[ACTION ITEM] Copy each line of the following data that contains "grid".

======== EXERCISE INPUT

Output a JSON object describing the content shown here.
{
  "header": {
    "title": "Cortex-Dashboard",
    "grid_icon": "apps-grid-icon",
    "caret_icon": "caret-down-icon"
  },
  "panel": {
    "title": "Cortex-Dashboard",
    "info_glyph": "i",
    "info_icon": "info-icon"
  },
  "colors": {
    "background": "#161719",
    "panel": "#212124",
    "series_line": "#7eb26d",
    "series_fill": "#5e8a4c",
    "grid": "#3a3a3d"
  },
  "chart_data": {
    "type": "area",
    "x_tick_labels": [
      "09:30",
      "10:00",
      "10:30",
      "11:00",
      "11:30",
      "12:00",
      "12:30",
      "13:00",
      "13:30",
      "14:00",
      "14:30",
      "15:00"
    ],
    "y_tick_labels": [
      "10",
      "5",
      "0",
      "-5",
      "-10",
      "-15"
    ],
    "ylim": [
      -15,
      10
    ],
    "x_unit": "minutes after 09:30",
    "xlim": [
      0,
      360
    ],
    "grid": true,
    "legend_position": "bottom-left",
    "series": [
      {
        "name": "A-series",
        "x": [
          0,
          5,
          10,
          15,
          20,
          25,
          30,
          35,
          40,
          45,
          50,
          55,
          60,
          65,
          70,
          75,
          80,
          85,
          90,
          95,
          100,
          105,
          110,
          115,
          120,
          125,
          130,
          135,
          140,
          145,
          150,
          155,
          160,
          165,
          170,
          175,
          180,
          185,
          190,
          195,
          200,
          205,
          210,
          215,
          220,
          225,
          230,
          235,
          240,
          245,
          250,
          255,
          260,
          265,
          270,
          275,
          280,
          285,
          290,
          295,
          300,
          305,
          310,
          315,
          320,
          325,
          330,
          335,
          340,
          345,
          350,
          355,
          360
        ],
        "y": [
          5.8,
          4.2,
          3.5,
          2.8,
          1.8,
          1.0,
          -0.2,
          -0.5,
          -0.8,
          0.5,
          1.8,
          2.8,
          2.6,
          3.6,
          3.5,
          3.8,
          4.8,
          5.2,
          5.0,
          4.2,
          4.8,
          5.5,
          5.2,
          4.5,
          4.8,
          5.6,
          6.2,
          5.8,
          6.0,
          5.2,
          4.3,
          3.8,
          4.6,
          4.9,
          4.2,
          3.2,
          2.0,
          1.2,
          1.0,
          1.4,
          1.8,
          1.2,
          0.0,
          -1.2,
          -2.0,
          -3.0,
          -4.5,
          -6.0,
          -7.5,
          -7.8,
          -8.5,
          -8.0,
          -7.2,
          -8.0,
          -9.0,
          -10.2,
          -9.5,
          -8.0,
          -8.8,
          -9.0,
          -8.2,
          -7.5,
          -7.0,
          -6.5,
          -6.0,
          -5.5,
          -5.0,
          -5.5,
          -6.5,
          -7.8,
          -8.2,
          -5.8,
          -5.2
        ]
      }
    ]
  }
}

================

[EXERCISE ANSWER]
    "grid_icon": "apps-grid-icon",
    "grid": "#3a3a3d"
    "grid": true,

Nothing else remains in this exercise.